==== DATA SHOWN
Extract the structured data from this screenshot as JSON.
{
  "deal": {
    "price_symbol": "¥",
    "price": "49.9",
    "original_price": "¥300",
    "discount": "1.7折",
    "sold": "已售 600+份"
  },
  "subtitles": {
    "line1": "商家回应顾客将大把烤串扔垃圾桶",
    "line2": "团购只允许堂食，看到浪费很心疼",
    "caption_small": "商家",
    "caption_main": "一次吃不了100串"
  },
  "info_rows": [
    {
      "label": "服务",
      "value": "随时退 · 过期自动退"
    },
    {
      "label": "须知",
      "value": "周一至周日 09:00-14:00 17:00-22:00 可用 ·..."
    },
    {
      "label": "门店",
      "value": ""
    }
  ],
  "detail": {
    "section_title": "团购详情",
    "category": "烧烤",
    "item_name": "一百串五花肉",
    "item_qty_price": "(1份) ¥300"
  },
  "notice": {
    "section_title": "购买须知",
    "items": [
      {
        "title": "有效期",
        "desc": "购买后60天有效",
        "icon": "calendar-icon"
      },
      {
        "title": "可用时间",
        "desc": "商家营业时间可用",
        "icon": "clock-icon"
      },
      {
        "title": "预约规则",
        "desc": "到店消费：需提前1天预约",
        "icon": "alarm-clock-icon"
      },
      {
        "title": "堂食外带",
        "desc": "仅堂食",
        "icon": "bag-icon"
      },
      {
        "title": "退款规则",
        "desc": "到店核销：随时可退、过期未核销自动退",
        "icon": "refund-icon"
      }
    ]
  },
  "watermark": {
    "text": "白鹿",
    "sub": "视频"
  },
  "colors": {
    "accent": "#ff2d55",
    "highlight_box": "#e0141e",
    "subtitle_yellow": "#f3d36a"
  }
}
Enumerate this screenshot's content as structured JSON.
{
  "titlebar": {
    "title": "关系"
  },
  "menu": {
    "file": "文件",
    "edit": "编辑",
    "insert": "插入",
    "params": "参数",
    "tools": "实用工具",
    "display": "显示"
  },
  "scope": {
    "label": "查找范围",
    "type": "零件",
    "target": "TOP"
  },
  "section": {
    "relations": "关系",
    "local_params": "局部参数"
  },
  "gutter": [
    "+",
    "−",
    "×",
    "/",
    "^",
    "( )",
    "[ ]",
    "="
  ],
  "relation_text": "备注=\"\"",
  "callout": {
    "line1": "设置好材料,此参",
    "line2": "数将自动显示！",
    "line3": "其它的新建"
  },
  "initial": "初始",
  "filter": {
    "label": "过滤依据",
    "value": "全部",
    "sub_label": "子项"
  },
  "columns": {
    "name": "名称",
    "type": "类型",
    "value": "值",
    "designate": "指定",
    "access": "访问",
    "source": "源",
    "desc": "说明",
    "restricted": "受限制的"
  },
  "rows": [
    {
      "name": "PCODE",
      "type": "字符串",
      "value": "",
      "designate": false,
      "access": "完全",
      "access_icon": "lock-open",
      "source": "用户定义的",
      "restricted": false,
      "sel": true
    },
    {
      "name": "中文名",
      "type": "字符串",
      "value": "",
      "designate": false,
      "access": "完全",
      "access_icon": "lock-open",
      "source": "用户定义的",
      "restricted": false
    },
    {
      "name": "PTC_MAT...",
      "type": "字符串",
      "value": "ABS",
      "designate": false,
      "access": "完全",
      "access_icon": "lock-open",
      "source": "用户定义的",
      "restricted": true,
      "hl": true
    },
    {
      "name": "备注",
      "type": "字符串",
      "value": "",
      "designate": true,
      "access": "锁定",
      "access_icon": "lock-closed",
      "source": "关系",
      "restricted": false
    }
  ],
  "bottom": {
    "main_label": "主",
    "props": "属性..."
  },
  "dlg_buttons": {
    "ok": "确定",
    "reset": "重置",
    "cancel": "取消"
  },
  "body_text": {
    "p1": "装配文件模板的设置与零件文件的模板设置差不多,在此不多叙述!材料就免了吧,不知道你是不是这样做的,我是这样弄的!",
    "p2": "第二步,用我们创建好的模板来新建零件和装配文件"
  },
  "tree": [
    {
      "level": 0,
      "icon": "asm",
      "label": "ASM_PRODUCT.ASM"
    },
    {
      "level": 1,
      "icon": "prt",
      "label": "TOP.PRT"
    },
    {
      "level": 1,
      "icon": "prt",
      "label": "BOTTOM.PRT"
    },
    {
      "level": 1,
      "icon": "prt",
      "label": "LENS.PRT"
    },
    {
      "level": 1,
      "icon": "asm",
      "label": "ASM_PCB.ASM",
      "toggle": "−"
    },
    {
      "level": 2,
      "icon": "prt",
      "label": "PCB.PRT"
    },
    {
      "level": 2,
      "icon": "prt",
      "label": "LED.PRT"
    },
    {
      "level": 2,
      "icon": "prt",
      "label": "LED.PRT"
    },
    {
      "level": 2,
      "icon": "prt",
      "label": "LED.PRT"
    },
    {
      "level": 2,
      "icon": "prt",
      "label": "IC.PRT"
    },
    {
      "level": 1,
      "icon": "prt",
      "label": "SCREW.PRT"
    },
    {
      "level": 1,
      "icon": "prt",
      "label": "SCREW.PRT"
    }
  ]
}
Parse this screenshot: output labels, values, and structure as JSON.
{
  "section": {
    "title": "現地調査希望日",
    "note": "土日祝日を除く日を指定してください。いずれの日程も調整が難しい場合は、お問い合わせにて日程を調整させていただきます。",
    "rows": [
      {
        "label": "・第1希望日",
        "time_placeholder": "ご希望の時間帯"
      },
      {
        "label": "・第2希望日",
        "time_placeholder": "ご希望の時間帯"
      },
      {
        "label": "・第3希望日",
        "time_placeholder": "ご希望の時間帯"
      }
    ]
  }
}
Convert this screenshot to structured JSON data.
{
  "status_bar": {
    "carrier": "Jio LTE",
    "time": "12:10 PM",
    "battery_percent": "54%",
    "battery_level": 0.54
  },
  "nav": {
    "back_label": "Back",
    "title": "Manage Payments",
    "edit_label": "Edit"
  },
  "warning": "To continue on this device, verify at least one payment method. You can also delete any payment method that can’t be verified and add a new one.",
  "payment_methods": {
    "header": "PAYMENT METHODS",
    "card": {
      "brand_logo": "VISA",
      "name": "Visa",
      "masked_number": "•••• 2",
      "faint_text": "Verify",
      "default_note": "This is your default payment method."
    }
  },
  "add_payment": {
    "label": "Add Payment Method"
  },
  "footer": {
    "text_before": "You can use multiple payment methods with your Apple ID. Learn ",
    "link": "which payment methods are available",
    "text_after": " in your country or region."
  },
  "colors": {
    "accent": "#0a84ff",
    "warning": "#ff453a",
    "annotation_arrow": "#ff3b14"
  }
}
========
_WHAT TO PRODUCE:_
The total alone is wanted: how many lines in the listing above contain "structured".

_SOLVED EXERCISE:_
3